Among the well-wishers in the Tuesday blackout were the San Francisco 49ers, who have blacked out their logo in solidarity even as former quarterback Colin Kaepernick remains blacklisted after his silent protest of police brutality; New York’s Metropolitan Opera, which took 136 years to schedule a production by a black composer; and dozens of organization and individuals whose history draws their definition of solidarity into question. Record labels showed support, some more than others. Def Jam announced that some employees would donate the day’s wages, and Interscope paused its release schedule not for just the day but for the entire week. (Lady Gaga stopped selling Chromatica album bundles for a day in the first week of sales, a bold move for a pop artist’s first new album in four years.) Warner Music Group dog-eared $100 million for “social justice and campaigns against violence and racism” after the Weeknd criticized labels and streaming services for profiting off of black artists without giving back to the causes that affect them. (The Toronto singer donated $500,000 to Black Lives Matter, Colin Kaepernick’s Know Your Rights Camp and legal defense fund for protesters, and other social justice initiatives this week.)

But labels have known about these issues since long before it became radioactive behavior to stay quiet. What’s apparent in the current discourse is that everyone knows what they’re supposed to say but not necessarily what it means to really advocate. How can a music business built on the historical subjugation of black talent, that is still under fire for questionable record deals and splits that don’t split enough off for the performer, really begin to address the issues hindering artists? It’s one thing to say change is needed but another to set about creating it. The long tail of the week in pledges to do better by black creativity remains to be seen.

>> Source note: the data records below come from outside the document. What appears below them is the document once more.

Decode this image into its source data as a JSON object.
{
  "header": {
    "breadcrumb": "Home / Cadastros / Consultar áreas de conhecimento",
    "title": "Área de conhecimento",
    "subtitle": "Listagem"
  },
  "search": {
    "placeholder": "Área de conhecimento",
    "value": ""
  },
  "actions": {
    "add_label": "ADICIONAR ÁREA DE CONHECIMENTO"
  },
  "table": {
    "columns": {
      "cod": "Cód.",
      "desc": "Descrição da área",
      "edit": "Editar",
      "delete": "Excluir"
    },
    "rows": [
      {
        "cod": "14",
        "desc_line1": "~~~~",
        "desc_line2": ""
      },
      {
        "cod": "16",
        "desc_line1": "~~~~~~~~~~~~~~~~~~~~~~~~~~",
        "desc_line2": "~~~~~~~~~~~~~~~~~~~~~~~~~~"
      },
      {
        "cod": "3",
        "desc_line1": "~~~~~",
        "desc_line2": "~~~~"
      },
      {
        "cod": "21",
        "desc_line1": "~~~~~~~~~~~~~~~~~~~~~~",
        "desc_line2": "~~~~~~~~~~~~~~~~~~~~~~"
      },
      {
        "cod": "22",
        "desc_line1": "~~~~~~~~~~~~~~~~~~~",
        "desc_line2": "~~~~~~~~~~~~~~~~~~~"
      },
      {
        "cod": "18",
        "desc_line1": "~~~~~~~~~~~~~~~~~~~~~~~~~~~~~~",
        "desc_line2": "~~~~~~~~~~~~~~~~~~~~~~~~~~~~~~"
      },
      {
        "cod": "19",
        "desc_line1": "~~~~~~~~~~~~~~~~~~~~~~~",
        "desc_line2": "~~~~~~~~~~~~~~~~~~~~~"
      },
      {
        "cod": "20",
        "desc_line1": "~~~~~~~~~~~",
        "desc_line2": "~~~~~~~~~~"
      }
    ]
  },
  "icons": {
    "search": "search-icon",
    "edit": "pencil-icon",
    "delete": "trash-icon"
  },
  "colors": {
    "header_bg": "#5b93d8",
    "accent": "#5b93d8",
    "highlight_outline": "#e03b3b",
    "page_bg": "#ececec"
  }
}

The lesson for the consumer watching all of this unfold is not to assume that just because people and/or publications and/or businesses are involved in a culture, that their presence in it commutes a handle on the issues that inform it. As we watch countless respected figures and beloved organizations face-plant on easy matters of social justice, as we get a more sophisticated dialogue on police brutality from Ben and Jerry’s than we have from people like Trina, Virgil Abloh, Ben Baller, T.I., and The-Dream — public figures in the hip-hop and streetwear communities of different sorts who have all come under fire in the last week to one extent or another for criticizing rioters damaging and looting storefronts before touching on the issues animating the behavior, and the sense, however right or wrong it is, that they’re comfortably removed from the fray — let’s expect more of ourselves and each other. We had a decade to learn from each other’s experiences, using social media to listen and to advocate. The training wheels are off now.

Now Isn’t the Time for More Music-Industry Silence